__Provided information__
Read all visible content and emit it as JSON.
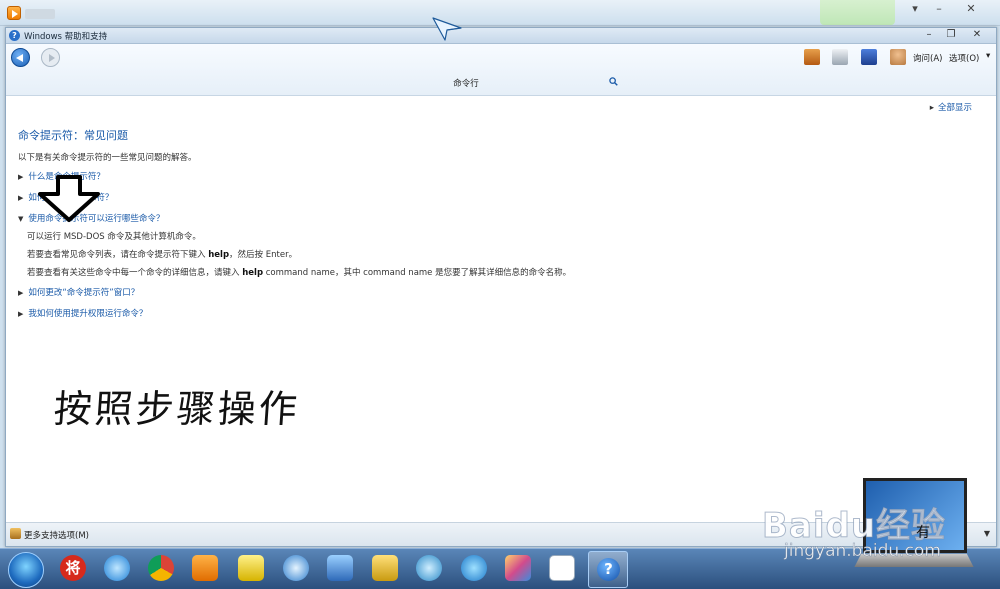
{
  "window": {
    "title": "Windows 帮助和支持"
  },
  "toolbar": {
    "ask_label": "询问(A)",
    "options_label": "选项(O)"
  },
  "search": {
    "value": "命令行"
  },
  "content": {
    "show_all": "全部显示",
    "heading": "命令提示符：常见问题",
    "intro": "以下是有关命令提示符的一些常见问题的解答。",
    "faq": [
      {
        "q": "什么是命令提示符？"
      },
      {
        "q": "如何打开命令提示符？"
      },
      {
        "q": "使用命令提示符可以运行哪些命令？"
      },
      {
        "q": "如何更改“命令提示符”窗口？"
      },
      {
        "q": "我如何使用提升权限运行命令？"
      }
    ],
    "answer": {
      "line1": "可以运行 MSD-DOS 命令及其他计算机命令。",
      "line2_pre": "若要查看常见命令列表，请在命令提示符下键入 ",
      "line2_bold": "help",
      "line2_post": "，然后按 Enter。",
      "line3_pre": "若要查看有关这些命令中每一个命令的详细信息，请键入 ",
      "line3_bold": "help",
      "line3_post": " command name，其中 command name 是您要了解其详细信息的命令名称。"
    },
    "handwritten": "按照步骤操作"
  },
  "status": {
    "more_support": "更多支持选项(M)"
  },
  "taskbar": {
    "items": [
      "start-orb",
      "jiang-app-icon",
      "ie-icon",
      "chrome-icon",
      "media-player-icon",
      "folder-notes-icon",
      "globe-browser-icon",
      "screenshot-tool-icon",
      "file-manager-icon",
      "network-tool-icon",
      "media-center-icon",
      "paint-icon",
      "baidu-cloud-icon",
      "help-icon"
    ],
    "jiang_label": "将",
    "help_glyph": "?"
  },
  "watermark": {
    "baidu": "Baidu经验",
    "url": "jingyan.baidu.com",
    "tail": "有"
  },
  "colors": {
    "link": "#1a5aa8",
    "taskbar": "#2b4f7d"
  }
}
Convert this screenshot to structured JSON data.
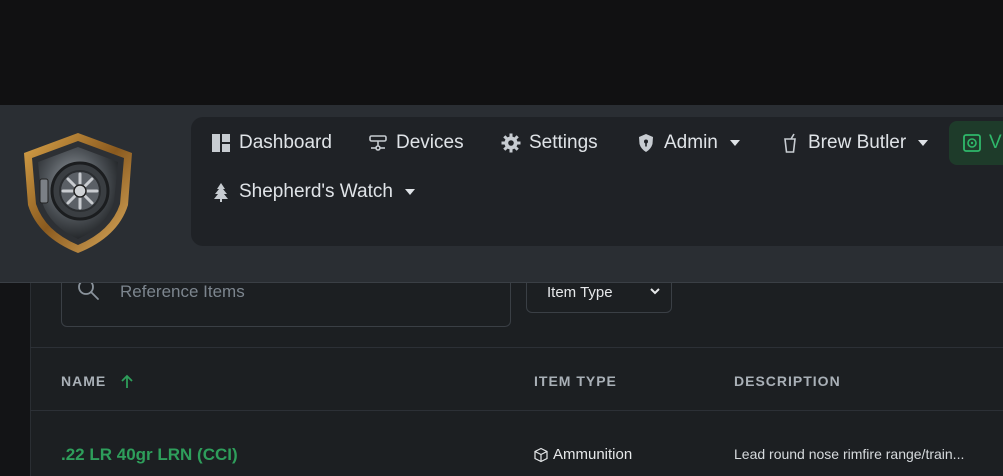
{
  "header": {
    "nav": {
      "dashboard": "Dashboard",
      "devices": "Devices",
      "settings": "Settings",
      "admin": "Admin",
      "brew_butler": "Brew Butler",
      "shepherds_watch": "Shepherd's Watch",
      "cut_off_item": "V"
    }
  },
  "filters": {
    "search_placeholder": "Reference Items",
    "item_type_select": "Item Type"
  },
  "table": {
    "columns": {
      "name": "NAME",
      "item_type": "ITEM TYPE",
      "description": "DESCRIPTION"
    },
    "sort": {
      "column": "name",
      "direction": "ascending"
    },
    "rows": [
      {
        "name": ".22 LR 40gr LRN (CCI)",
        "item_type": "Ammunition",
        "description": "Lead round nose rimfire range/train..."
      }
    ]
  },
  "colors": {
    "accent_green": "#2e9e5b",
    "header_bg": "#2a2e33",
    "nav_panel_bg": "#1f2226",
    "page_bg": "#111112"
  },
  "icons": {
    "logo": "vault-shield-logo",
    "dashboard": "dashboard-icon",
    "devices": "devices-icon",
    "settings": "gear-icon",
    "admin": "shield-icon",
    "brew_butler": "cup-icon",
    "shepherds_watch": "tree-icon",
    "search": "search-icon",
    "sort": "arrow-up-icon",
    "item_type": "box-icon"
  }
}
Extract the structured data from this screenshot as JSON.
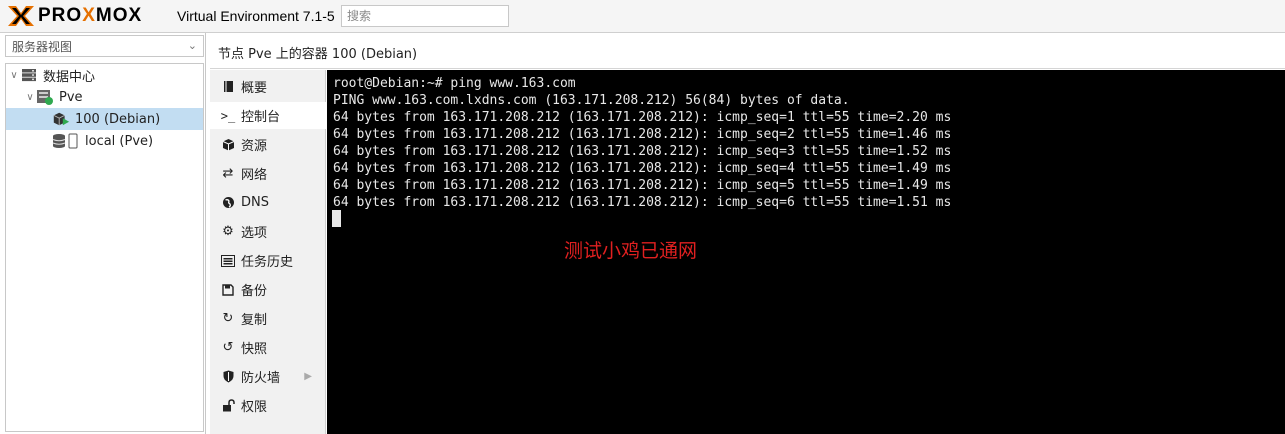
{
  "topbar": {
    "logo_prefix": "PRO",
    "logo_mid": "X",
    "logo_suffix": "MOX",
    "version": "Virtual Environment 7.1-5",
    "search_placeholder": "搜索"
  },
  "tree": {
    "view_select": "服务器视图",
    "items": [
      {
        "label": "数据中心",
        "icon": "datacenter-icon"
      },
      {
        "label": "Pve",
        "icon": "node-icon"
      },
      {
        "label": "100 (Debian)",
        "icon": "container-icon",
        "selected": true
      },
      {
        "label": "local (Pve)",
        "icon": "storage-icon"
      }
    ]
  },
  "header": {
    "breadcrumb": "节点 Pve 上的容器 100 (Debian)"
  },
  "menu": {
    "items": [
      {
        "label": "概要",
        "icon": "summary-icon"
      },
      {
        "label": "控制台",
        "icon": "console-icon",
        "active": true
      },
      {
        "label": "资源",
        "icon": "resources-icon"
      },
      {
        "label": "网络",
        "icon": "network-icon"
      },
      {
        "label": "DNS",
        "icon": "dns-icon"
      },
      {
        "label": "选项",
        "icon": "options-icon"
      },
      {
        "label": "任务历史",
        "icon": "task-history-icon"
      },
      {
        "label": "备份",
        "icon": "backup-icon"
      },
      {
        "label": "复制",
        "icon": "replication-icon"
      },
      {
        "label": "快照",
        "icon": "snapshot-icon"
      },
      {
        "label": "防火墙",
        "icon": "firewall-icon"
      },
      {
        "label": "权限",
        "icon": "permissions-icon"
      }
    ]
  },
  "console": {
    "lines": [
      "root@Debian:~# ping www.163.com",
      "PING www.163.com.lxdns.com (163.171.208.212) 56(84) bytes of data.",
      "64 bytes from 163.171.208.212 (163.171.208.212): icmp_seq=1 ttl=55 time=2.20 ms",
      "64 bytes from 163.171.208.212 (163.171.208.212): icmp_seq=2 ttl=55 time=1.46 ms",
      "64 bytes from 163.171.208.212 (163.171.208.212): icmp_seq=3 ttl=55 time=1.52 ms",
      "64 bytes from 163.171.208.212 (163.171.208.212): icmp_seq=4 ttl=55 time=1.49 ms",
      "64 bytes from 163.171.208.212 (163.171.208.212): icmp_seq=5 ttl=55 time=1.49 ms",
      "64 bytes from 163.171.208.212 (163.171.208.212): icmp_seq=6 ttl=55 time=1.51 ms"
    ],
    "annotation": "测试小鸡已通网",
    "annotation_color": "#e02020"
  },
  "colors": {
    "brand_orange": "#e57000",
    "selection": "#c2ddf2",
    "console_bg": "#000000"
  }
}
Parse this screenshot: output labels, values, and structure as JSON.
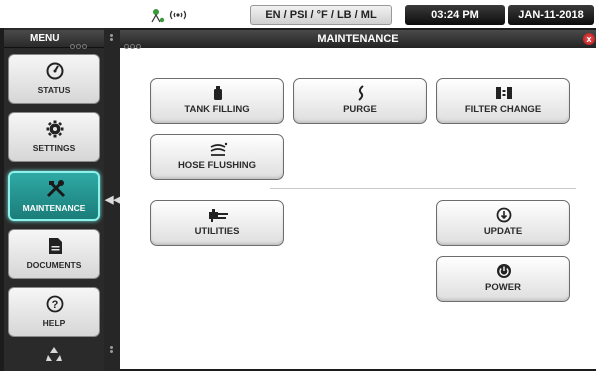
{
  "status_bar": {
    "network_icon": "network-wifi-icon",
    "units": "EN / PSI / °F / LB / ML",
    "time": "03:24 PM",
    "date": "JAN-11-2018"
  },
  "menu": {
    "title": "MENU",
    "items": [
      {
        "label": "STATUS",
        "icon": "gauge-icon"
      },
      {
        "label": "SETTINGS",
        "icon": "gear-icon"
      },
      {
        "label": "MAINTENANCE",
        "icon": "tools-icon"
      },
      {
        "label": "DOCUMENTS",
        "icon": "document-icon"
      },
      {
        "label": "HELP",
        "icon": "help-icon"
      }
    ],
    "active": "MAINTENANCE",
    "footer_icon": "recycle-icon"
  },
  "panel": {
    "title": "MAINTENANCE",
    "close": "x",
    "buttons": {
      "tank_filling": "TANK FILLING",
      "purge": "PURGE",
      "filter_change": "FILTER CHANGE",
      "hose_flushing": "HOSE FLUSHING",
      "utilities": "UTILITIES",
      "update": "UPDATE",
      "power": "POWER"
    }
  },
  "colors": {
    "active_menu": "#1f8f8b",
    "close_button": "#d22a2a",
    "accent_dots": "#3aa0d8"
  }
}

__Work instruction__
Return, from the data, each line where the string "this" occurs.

__The answer__
Convert this screenshot to structured JSON data.
Extract the structured data from this screenshot as JSON.
Parse this screenshot: output labels, values, and structure as JSON.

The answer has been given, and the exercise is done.